# What you have to do:
Should any entry seem unclear, still set it down exactly as given, along with all the others.

# Supplied entries:
------------------------

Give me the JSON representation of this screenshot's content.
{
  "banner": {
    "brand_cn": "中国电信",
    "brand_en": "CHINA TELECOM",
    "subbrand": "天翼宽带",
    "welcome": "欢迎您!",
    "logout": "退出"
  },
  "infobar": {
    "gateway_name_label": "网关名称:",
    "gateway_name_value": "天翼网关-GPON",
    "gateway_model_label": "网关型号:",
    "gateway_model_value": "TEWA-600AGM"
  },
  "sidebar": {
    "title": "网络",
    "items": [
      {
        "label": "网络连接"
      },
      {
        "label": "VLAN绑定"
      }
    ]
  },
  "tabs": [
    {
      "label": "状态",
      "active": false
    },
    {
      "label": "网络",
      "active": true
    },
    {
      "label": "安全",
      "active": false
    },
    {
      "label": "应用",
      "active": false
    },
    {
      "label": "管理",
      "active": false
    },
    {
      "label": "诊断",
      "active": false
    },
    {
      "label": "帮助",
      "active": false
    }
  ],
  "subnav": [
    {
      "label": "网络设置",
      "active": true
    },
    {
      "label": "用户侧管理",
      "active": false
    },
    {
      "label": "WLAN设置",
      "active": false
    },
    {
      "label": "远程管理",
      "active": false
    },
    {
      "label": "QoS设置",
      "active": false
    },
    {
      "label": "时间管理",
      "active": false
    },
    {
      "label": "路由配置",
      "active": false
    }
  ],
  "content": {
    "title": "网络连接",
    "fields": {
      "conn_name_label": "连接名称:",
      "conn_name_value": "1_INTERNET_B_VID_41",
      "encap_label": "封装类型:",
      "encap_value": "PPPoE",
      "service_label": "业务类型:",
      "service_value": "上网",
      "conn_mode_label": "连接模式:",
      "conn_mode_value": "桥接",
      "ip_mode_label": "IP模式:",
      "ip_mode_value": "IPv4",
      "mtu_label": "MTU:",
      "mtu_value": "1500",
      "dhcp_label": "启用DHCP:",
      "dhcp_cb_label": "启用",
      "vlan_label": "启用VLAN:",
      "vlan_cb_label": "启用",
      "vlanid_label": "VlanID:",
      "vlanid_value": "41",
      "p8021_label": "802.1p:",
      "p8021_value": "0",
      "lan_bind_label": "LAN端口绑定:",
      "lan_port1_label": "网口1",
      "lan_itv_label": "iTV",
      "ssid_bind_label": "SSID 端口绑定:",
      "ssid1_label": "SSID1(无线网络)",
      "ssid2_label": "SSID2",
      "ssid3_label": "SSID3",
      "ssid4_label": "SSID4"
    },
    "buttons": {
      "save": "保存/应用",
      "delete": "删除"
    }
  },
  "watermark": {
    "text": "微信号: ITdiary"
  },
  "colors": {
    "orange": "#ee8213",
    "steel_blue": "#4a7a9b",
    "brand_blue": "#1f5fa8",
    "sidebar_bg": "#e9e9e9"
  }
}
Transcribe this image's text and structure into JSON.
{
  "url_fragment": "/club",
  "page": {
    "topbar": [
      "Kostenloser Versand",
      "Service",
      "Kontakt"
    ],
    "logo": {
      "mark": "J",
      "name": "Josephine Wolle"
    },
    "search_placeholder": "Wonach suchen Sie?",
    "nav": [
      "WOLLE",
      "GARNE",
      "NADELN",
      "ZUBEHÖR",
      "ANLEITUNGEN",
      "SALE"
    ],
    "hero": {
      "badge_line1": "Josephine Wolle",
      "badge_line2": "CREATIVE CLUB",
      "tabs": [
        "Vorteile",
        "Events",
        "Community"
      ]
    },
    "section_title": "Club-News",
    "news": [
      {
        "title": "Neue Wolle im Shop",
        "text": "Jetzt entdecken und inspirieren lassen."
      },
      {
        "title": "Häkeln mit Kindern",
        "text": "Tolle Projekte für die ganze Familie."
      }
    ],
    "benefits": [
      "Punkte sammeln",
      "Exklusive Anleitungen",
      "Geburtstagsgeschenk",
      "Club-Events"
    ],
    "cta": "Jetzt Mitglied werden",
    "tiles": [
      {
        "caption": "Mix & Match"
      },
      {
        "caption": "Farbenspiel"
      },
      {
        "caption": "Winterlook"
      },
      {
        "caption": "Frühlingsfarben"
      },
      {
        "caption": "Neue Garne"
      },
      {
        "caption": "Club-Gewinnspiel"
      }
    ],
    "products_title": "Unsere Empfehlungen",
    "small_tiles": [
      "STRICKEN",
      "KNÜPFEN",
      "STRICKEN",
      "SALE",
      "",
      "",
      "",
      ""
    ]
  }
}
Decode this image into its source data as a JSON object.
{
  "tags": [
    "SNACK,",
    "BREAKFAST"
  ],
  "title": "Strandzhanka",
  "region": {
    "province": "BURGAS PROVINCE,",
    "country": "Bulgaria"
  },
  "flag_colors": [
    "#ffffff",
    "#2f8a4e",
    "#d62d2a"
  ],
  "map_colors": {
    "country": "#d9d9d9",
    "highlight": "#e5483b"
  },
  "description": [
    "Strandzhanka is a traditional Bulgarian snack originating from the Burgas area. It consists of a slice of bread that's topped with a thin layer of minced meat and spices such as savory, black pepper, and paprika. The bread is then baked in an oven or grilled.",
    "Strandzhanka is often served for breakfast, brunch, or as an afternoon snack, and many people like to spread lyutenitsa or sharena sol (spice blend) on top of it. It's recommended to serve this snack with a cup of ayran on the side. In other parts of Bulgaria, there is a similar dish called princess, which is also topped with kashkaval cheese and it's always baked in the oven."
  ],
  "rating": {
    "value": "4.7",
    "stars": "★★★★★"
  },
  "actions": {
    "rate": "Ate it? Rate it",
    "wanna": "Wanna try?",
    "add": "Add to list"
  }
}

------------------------

# Output for this exercise:
Give me the JSON representation of this screenshot's content.
{
  "banner": {
    "brand_cn": "中国电信",
    "brand_en": "CHINA TELECOM",
    "subbrand": "天翼宽带",
    "welcome": "欢迎您!",
    "logout": "退出"
  },
  "infobar": {
    "gateway_name_label": "网关名称:",
    "gateway_name_value": "天翼网关-GPON",
    "gateway_model_label": "网关型号:",
    "gateway_model_value": "TEWA-600AGM"
  },
  "sidebar": {
    "title": "网络",
    "items": [
      {
        "label": "网络连接"
      },
      {
        "label": "VLAN绑定"
      }
    ]
  },
  "tabs": [
    {
      "label": "状态",
      "active": false
    },
    {
      "label": "网络",
      "active": true
    },
    {
      "label": "安全",
      "active": false
    },
    {
      "label": "应用",
      "active": false
    },
    {
      "label": "管理",
      "active": false
    },
    {
      "label": "诊断",
      "active": false
    },
    {
      "label": "帮助",
      "active": false
    }
  ],
  "subnav": [
    {
      "label": "网络设置",
      "active": true
    },
    {
      "label": "用户侧管理",
      "active": false
    },
    {
      "label": "WLAN设置",
      "active": false
    },
    {
      "label": "远程管理",
      "active": false
    },
    {
      "label": "QoS设置",
      "active": false
    },
    {
      "label": "时间管理",
      "active": false
    },
    {
      "label": "路由配置",
      "active": false
    }
  ],
  "content": {
    "title": "网络连接",
    "fields": {
      "conn_name_label": "连接名称:",
      "conn_name_value": "1_INTERNET_B_VID_41",
      "encap_label": "封装类型:",
      "encap_value": "PPPoE",
      "service_label": "业务类型:",
      "service_value": "上网",
      "conn_mode_label": "连接模式:",
      "conn_mode_value": "桥接",
      "ip_mode_label": "IP模式:",
      "ip_mode_value": "IPv4",
      "mtu_label": "MTU:",
      "mtu_value": "1500",
      "dhcp_label": "启用DHCP:",
      "dhcp_cb_label": "启用",
      "vlan_label": "启用VLAN:",
      "vlan_cb_label": "启用",
      "vlanid_label": "VlanID:",
      "vlanid_value": "41",
      "p8021_label": "802.1p:",
      "p8021_value": "0",
      "lan_bind_label": "LAN端口绑定:",
      "lan_port1_label": "网口1",
      "lan_itv_label": "iTV",
      "ssid_bind_label": "SSID 端口绑定:",
      "ssid1_label": "SSID1(无线网络)",
      "ssid2_label": "SSID2",
      "ssid3_label": "SSID3",
      "ssid4_label": "SSID4"
    },
    "buttons": {
      "save": "保存/应用",
      "delete": "删除"
    }
  },
  "watermark": {
    "text": "微信号: ITdiary"
  },
  "colors": {
    "orange": "#ee8213",
    "steel_blue": "#4a7a9b",
    "brand_blue": "#1f5fa8",
    "sidebar_bg": "#e9e9e9"
  }
}
Transcribe this image's text and structure into JSON.
{
  "url_fragment": "/club",
  "page": {
    "topbar": [
      "Kostenloser Versand",
      "Service",
      "Kontakt"
    ],
    "logo": {
      "mark": "J",
      "name": "Josephine Wolle"
    },
    "search_placeholder": "Wonach suchen Sie?",
    "nav": [
      "WOLLE",
      "GARNE",
      "NADELN",
      "ZUBEHÖR",
      "ANLEITUNGEN",
      "SALE"
    ],
    "hero": {
      "badge_line1": "Josephine Wolle",
      "badge_line2": "CREATIVE CLUB",
      "tabs": [
        "Vorteile",
        "Events",
        "Community"
      ]
    },
    "section_title": "Club-News",
    "news": [
      {
        "title": "Neue Wolle im Shop",
        "text": "Jetzt entdecken und inspirieren lassen."
      },
      {
        "title": "Häkeln mit Kindern",
        "text": "Tolle Projekte für die ganze Familie."
      }
    ],
    "benefits": [
      "Punkte sammeln",
      "Exklusive Anleitungen",
      "Geburtstagsgeschenk",
      "Club-Events"
    ],
    "cta": "Jetzt Mitglied werden",
    "tiles": [
      {
        "caption": "Mix & Match"
      },
      {
        "caption": "Farbenspiel"
      },
      {
        "caption": "Winterlook"
      },
      {
        "caption": "Frühlingsfarben"
      },
      {
        "caption": "Neue Garne"
      },
      {
        "caption": "Club-Gewinnspiel"
      }
    ],
    "products_title": "Unsere Empfehlungen",
    "small_tiles": [
      "STRICKEN",
      "KNÜPFEN",
      "STRICKEN",
      "SALE",
      "",
      "",
      "",
      ""
    ]
  }
}
Decode this image into its source data as a JSON object.
{
  "tags": [
    "SNACK,",
    "BREAKFAST"
  ],
  "title": "Strandzhanka",
  "region": {
    "province": "BURGAS PROVINCE,",
    "country": "Bulgaria"
  },
  "flag_colors": [
    "#ffffff",
    "#2f8a4e",
    "#d62d2a"
  ],
  "map_colors": {
    "country": "#d9d9d9",
    "highlight": "#e5483b"
  },
  "description": [
    "Strandzhanka is a traditional Bulgarian snack originating from the Burgas area. It consists of a slice of bread that's topped with a thin layer of minced meat and spices such as savory, black pepper, and paprika. The bread is then baked in an oven or grilled.",
    "Strandzhanka is often served for breakfast, brunch, or as an afternoon snack, and many people like to spread lyutenitsa or sharena sol (spice blend) on top of it. It's recommended to serve this snack with a cup of ayran on the side. In other parts of Bulgaria, there is a similar dish called princess, which is also topped with kashkaval cheese and it's always baked in the oven."
  ],
  "rating": {
    "value": "4.7",
    "stars": "★★★★★"
  },
  "actions": {
    "rate": "Ate it? Rate it",
    "wanna": "Wanna try?",
    "add": "Add to list"
  }
}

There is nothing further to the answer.